## THE PROBLEM
Repeat each record exactly. Any picture gets left out.

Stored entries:
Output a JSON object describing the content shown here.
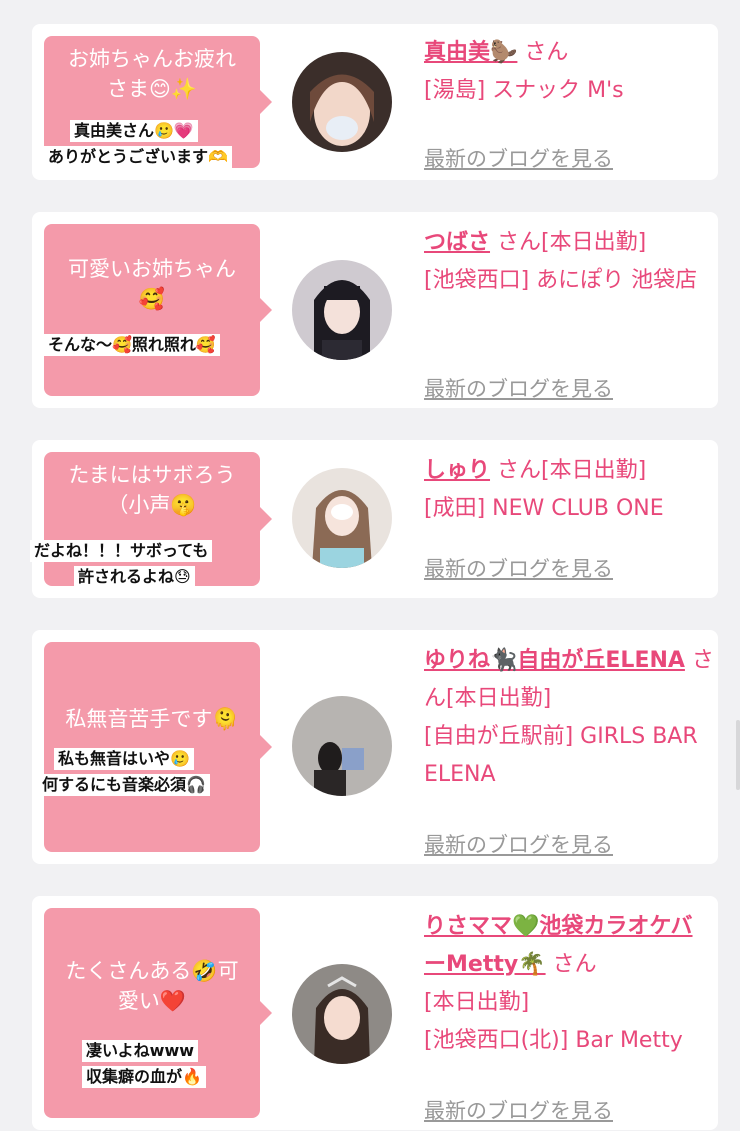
{
  "cards": [
    {
      "question": "お姉ちゃんお疲れさま😊✨",
      "reply_line1": "真由美さん🥲💗",
      "reply_line2": "ありがとうございます🫶",
      "name": "真由美🦫",
      "suffix": " さん",
      "shop": "[湯島] スナック M's",
      "blog": "最新のブログを見る"
    },
    {
      "question": "可愛いお姉ちゃん🥰",
      "reply_line1": "そんな〜🥰照れ照れ🥰",
      "reply_line2": "",
      "name": "つばさ",
      "suffix": " さん[本日出勤]",
      "shop": "[池袋西口] あにぽり 池袋店",
      "blog": "最新のブログを見る"
    },
    {
      "question": "たまにはサボろう（小声🤫",
      "reply_line1": "だよね！！！サボっても",
      "reply_line2": "許されるよね😓",
      "name": "しゅり",
      "suffix": " さん[本日出勤]",
      "shop": "[成田] NEW CLUB ONE",
      "blog": "最新のブログを見る"
    },
    {
      "question": "私無音苦手です🫠",
      "reply_line1": "私も無音はいや🥲",
      "reply_line2": "何するにも音楽必須🎧",
      "name": "ゆりね🐈‍⬛自由が丘ELENA",
      "suffix": " さん[本日出勤]",
      "shop": "[自由が丘駅前] GIRLS BAR ELENA",
      "blog": "最新のブログを見る"
    },
    {
      "question": "たくさんある🤣可愛い❤️",
      "reply_line1": "凄いよねwww",
      "reply_line2": "収集癖の血が🔥",
      "name": "りさママ💚池袋カラオケバーMetty🌴",
      "suffix": " さん",
      "status": "[本日出勤]",
      "shop": "[池袋西口(北)] Bar Metty",
      "blog": "最新のブログを見る"
    }
  ],
  "colors": {
    "bubble": "#f49aaa",
    "accent": "#e8487a",
    "link_gray": "#999999",
    "background": "#f1f1f3"
  }
}
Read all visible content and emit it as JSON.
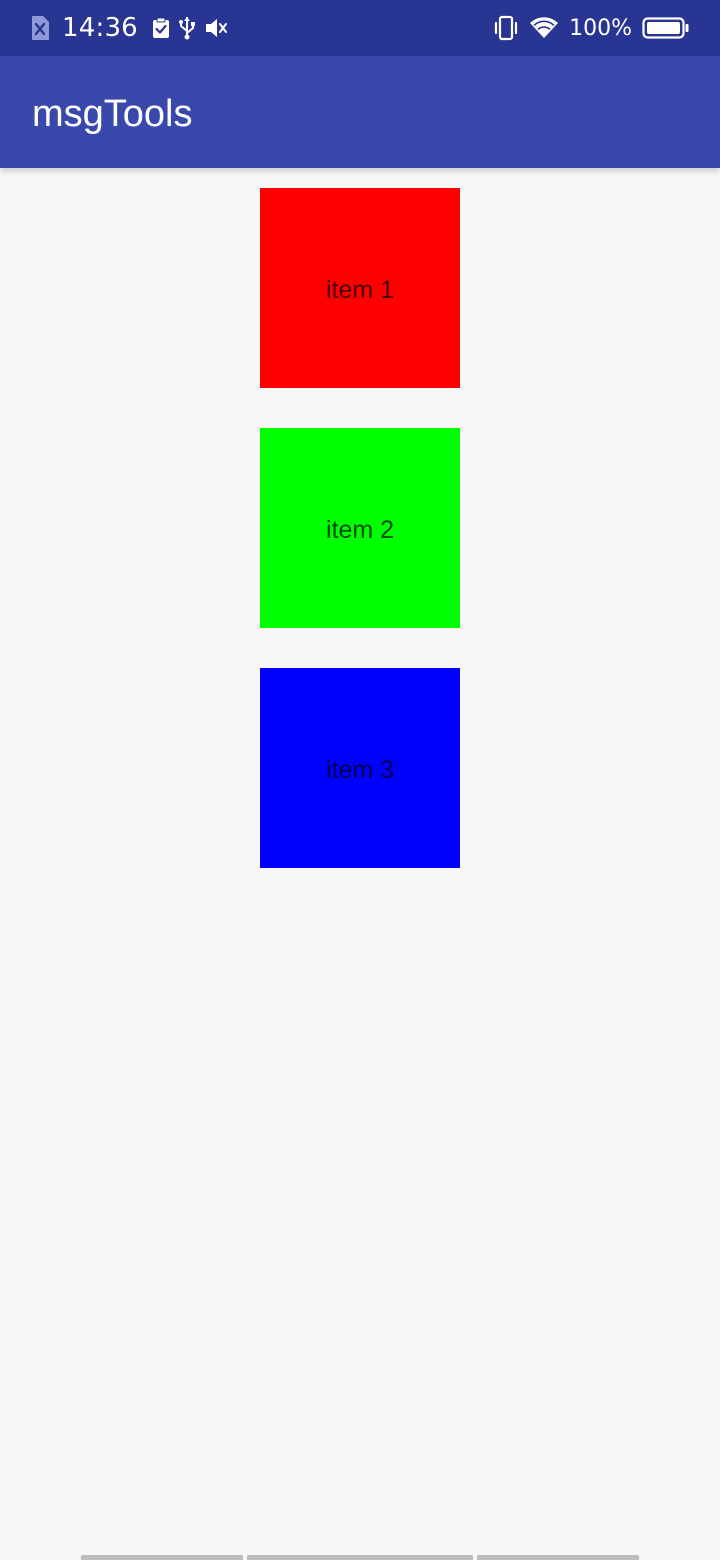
{
  "status_bar": {
    "time": "14:36",
    "battery_text": "100%",
    "icons": {
      "left": [
        "sim-off-icon",
        "clipboard-check-icon",
        "usb-icon",
        "volume-mute-icon"
      ],
      "right": [
        "vibrate-icon",
        "wifi-icon",
        "battery-icon"
      ]
    }
  },
  "app_bar": {
    "title": "msgTools"
  },
  "items": [
    {
      "label": "item 1",
      "color": "#ff0000"
    },
    {
      "label": "item 2",
      "color": "#00ff00"
    },
    {
      "label": "item 3",
      "color": "#0000ff"
    }
  ],
  "colors": {
    "status_bar": "#283593",
    "app_bar": "#3949ab",
    "background": "#f7f7f7"
  }
}
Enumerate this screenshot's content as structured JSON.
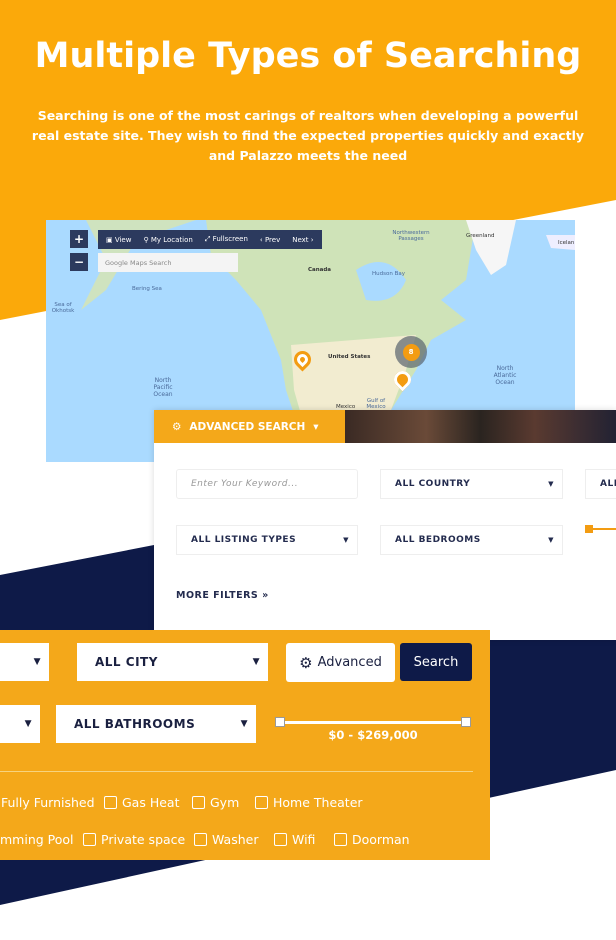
{
  "header": {
    "title": "Multiple Types of Searching",
    "subtitle": "Searching is one of the most carings of realtors when developing a powerful real estate site. They wish to find the expected properties quickly and exactly and Palazzo meets the need"
  },
  "colors": {
    "orange": "#f4a81a",
    "navy": "#0e1a48",
    "header_orange": "#fba90a"
  },
  "map": {
    "zoom_in": "+",
    "zoom_out": "−",
    "toolbar": [
      "View",
      "My Location",
      "Fullscreen",
      "Prev",
      "Next"
    ],
    "search_placeholder": "Google Maps Search",
    "labels": {
      "greenland": "Greenland",
      "iceland": "Icelan",
      "canada": "Canada",
      "us": "United States",
      "mexico": "Mexico",
      "hudson": "Hudson Bay",
      "bering": "Bering Sea",
      "okhotsk": "Sea of Okhotsk",
      "npacific": "North Pacific Ocean",
      "natlantic": "North Atlantic Ocean",
      "gulf": "Gulf of Mexico",
      "nw": "Northwestern Passages"
    },
    "cluster_count": "8"
  },
  "advanced": {
    "title": "ADVANCED SEARCH",
    "keyword_placeholder": "Enter Your Keyword...",
    "country": "ALL COUNTRY",
    "third": "ALL",
    "listing_types": "ALL LISTING TYPES",
    "bedrooms": "ALL BEDROOMS",
    "more_filters": "MORE FILTERS"
  },
  "bottom": {
    "city": "ALL CITY",
    "advanced_btn": "Advanced",
    "search_btn": "Search",
    "bathrooms": "ALL BATHROOMS",
    "price_range": "$0 - $269,000",
    "price_min": 0,
    "price_max": 269000,
    "amenities_row1": [
      "Fully Furnished",
      "Gas Heat",
      "Gym",
      "Home Theater"
    ],
    "amenities_row2": [
      "mming Pool",
      "Private space",
      "Washer",
      "Wifi",
      "Doorman"
    ]
  }
}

## REPLY
Output a JSON object describing the content shown here.
{
  "cards": [
    {
      "question": "お姉ちゃんお疲れさま😊✨",
      "reply_line1": "真由美さん🥲💗",
      "reply_line2": "ありがとうございます🫶",
      "name": "真由美🦫",
      "suffix": " さん",
      "shop": "[湯島] スナック M's",
      "blog": "最新のブログを見る"
    },
    {
      "question": "可愛いお姉ちゃん🥰",
      "reply_line1": "そんな〜🥰照れ照れ🥰",
      "reply_line2": "",
      "name": "つばさ",
      "suffix": " さん[本日出勤]",
      "shop": "[池袋西口] あにぽり 池袋店",
      "blog": "最新のブログを見る"
    },
    {
      "question": "たまにはサボろう（小声🤫",
      "reply_line1": "だよね！！！サボっても",
      "reply_line2": "許されるよね😓",
      "name": "しゅり",
      "suffix": " さん[本日出勤]",
      "shop": "[成田] NEW CLUB ONE",
      "blog": "最新のブログを見る"
    },
    {
      "question": "私無音苦手です🫠",
      "reply_line1": "私も無音はいや🥲",
      "reply_line2": "何するにも音楽必須🎧",
      "name": "ゆりね🐈‍⬛自由が丘ELENA",
      "suffix": " さん[本日出勤]",
      "shop": "[自由が丘駅前] GIRLS BAR ELENA",
      "blog": "最新のブログを見る"
    },
    {
      "question": "たくさんある🤣可愛い❤️",
      "reply_line1": "凄いよねwww",
      "reply_line2": "収集癖の血が🔥",
      "name": "りさママ💚池袋カラオケバーMetty🌴",
      "suffix": " さん",
      "status": "[本日出勤]",
      "shop": "[池袋西口(北)] Bar Metty",
      "blog": "最新のブログを見る"
    }
  ],
  "colors": {
    "bubble": "#f49aaa",
    "accent": "#e8487a",
    "link_gray": "#999999",
    "background": "#f1f1f3"
  }
}
Read all visible content and emit it as JSON.
{
  "status_bar": {
    "time": "14:36",
    "battery_text": "100%",
    "icons": {
      "left": [
        "sim-off-icon",
        "clipboard-check-icon",
        "usb-icon",
        "volume-mute-icon"
      ],
      "right": [
        "vibrate-icon",
        "wifi-icon",
        "battery-icon"
      ]
    }
  },
  "app_bar": {
    "title": "msgTools"
  },
  "items": [
    {
      "label": "item 1",
      "color": "#ff0000"
    },
    {
      "label": "item 2",
      "color": "#00ff00"
    },
    {
      "label": "item 3",
      "color": "#0000ff"
    }
  ],
  "colors": {
    "status_bar": "#283593",
    "app_bar": "#3949ab",
    "background": "#f7f7f7"
  }
}
Enumerate this screenshot's content as structured JSON.
{
  "header": {
    "title": "Multiple Types of Searching",
    "subtitle": "Searching is one of the most carings of realtors when developing a powerful real estate site. They wish to find the expected properties quickly and exactly and Palazzo meets the need"
  },
  "colors": {
    "orange": "#f4a81a",
    "navy": "#0e1a48",
    "header_orange": "#fba90a"
  },
  "map": {
    "zoom_in": "+",
    "zoom_out": "−",
    "toolbar": [
      "View",
      "My Location",
      "Fullscreen",
      "Prev",
      "Next"
    ],
    "search_placeholder": "Google Maps Search",
    "labels": {
      "greenland": "Greenland",
      "iceland": "Icelan",
      "canada": "Canada",
      "us": "United States",
      "mexico": "Mexico",
      "hudson": "Hudson Bay",
      "bering": "Bering Sea",
      "okhotsk": "Sea of Okhotsk",
      "npacific": "North Pacific Ocean",
      "natlantic": "North Atlantic Ocean",
      "gulf": "Gulf of Mexico",
      "nw": "Northwestern Passages"
    },
    "cluster_count": "8"
  },
  "advanced": {
    "title": "ADVANCED SEARCH",
    "keyword_placeholder": "Enter Your Keyword...",
    "country": "ALL COUNTRY",
    "third": "ALL",
    "listing_types": "ALL LISTING TYPES",
    "bedrooms": "ALL BEDROOMS",
    "more_filters": "MORE FILTERS"
  },
  "bottom": {
    "city": "ALL CITY",
    "advanced_btn": "Advanced",
    "search_btn": "Search",
    "bathrooms": "ALL BATHROOMS",
    "price_range": "$0 - $269,000",
    "price_min": 0,
    "price_max": 269000,
    "amenities_row1": [
      "Fully Furnished",
      "Gas Heat",
      "Gym",
      "Home Theater"
    ],
    "amenities_row2": [
      "mming Pool",
      "Private space",
      "Washer",
      "Wifi",
      "Doorman"
    ]
  }
}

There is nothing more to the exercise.